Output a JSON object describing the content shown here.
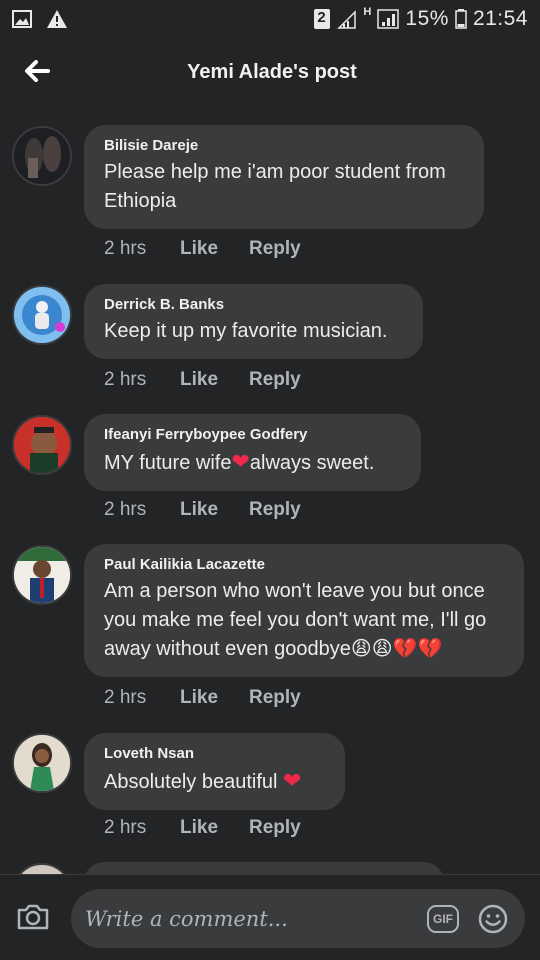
{
  "status_bar": {
    "sim_number": "2",
    "network_type": "H",
    "battery_percent": "15%",
    "time": "21:54",
    "icons": [
      "image-icon",
      "warning-icon",
      "sim-icon",
      "signal-icon",
      "signal-h-icon",
      "battery-icon"
    ]
  },
  "header": {
    "title": "Yemi Alade's post",
    "back_icon": "arrow-left-icon"
  },
  "comments": [
    {
      "author": "Bilisie Dareje",
      "text": "Please help me i'am poor student from Ethiopia",
      "time": "2 hrs",
      "like": "Like",
      "reply": "Reply"
    },
    {
      "author": "Derrick B. Banks",
      "text": "Keep it up my favorite musician.",
      "time": "2 hrs",
      "like": "Like",
      "reply": "Reply"
    },
    {
      "author": "Ifeanyi Ferryboypee Godfery",
      "text_before": "MY future wife",
      "text_after": "always sweet.",
      "time": "2 hrs",
      "like": "Like",
      "reply": "Reply"
    },
    {
      "author": "Paul Kailikia Lacazette",
      "text": "Am a person who won't leave you but once you make me feel you don't want me, I'll go away without even goodbye",
      "emojis": "😩😩💔💔",
      "time": "2 hrs",
      "like": "Like",
      "reply": "Reply"
    },
    {
      "author": "Loveth Nsan",
      "text": "Absolutely beautiful",
      "time": "2 hrs",
      "like": "Like",
      "reply": "Reply"
    }
  ],
  "composer": {
    "placeholder": "Write a comment...",
    "gif_label": "GIF"
  },
  "colors": {
    "background": "#232426",
    "bubble": "#3a3b3c",
    "muted_text": "#b0b3b8",
    "heart": "#f02849"
  }
}
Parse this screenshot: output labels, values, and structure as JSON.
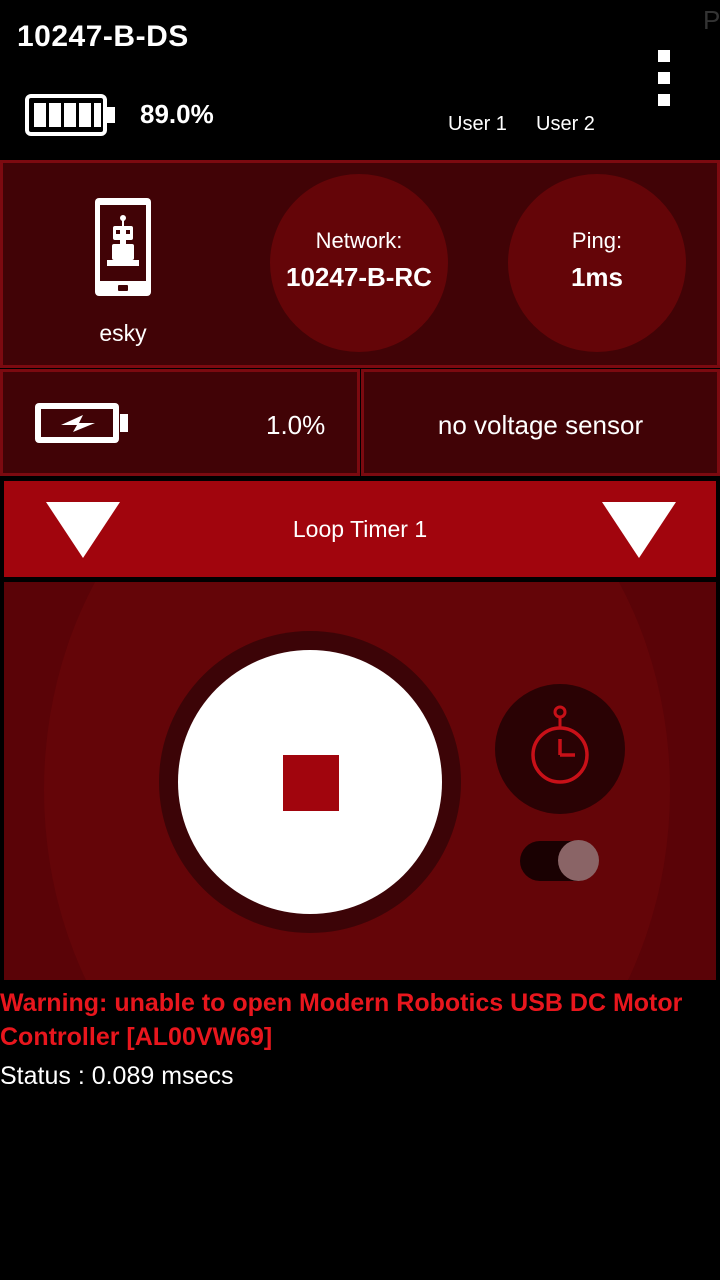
{
  "header": {
    "title": "10247-B-DS",
    "corner_letter": "P",
    "battery_percent": "89.0%",
    "battery_level": 0.89,
    "users": [
      "User 1",
      "User 2"
    ],
    "menu_icon": "overflow-menu-icon"
  },
  "robot_status": {
    "device_icon": "phone-robot-icon",
    "device_name": "esky",
    "network_label": "Network:",
    "network_value": "10247-B-RC",
    "ping_label": "Ping:",
    "ping_value": "1ms"
  },
  "power": {
    "battery_icon": "battery-charging-icon",
    "battery_percent": "1.0%",
    "voltage_text": "no voltage sensor"
  },
  "opmode": {
    "label": "Loop Timer 1",
    "left_icon": "dropdown-triangle-icon",
    "right_icon": "dropdown-triangle-icon"
  },
  "controls": {
    "stop_icon": "stop-icon",
    "timer_icon": "stopwatch-icon",
    "timer_enabled": false
  },
  "messages": {
    "warning": "Warning: unable to open Modern Robotics USB DC Motor Controller [AL00VW69]",
    "status": "Status : 0.089 msecs"
  },
  "colors": {
    "panel_bg": "#410306",
    "panel_border": "#7c0a10",
    "circle": "#640508",
    "accent": "#a1050d",
    "warning": "#e8161d"
  }
}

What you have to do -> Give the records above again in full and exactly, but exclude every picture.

Task result ->
Output a JSON object describing the content shown here.
{
  "status_bar": {
    "sim_number": "2",
    "network_type": "H",
    "battery_percent": "15%",
    "time": "21:54",
    "icons": [
      "image-icon",
      "warning-icon",
      "sim-icon",
      "signal-icon",
      "signal-h-icon",
      "battery-icon"
    ]
  },
  "header": {
    "title": "Yemi Alade's post",
    "back_icon": "arrow-left-icon"
  },
  "comments": [
    {
      "author": "Bilisie Dareje",
      "text": "Please help me i'am poor student from Ethiopia",
      "time": "2 hrs",
      "like": "Like",
      "reply": "Reply"
    },
    {
      "author": "Derrick B. Banks",
      "text": "Keep it up my favorite musician.",
      "time": "2 hrs",
      "like": "Like",
      "reply": "Reply"
    },
    {
      "author": "Ifeanyi Ferryboypee Godfery",
      "text_before": "MY future wife",
      "text_after": "always sweet.",
      "time": "2 hrs",
      "like": "Like",
      "reply": "Reply"
    },
    {
      "author": "Paul Kailikia Lacazette",
      "text": "Am a person who won't leave you but once you make me feel you don't want me, I'll go away without even goodbye",
      "emojis": "😩😩💔💔",
      "time": "2 hrs",
      "like": "Like",
      "reply": "Reply"
    },
    {
      "author": "Loveth Nsan",
      "text": "Absolutely beautiful",
      "time": "2 hrs",
      "like": "Like",
      "reply": "Reply"
    }
  ],
  "composer": {
    "placeholder": "Write a comment...",
    "gif_label": "GIF"
  },
  "colors": {
    "background": "#232426",
    "bubble": "#3a3b3c",
    "muted_text": "#b0b3b8",
    "heart": "#f02849"
  }
}
Parse this screenshot: output labels, values, and structure as JSON.
{
  "header": {
    "title": "10247-B-DS",
    "corner_letter": "P",
    "battery_percent": "89.0%",
    "battery_level": 0.89,
    "users": [
      "User 1",
      "User 2"
    ],
    "menu_icon": "overflow-menu-icon"
  },
  "robot_status": {
    "device_icon": "phone-robot-icon",
    "device_name": "esky",
    "network_label": "Network:",
    "network_value": "10247-B-RC",
    "ping_label": "Ping:",
    "ping_value": "1ms"
  },
  "power": {
    "battery_icon": "battery-charging-icon",
    "battery_percent": "1.0%",
    "voltage_text": "no voltage sensor"
  },
  "opmode": {
    "label": "Loop Timer 1",
    "left_icon": "dropdown-triangle-icon",
    "right_icon": "dropdown-triangle-icon"
  },
  "controls": {
    "stop_icon": "stop-icon",
    "timer_icon": "stopwatch-icon",
    "timer_enabled": false
  },
  "messages": {
    "warning": "Warning: unable to open Modern Robotics USB DC Motor Controller [AL00VW69]",
    "status": "Status : 0.089 msecs"
  },
  "colors": {
    "panel_bg": "#410306",
    "panel_border": "#7c0a10",
    "circle": "#640508",
    "accent": "#a1050d",
    "warning": "#e8161d"
  }
}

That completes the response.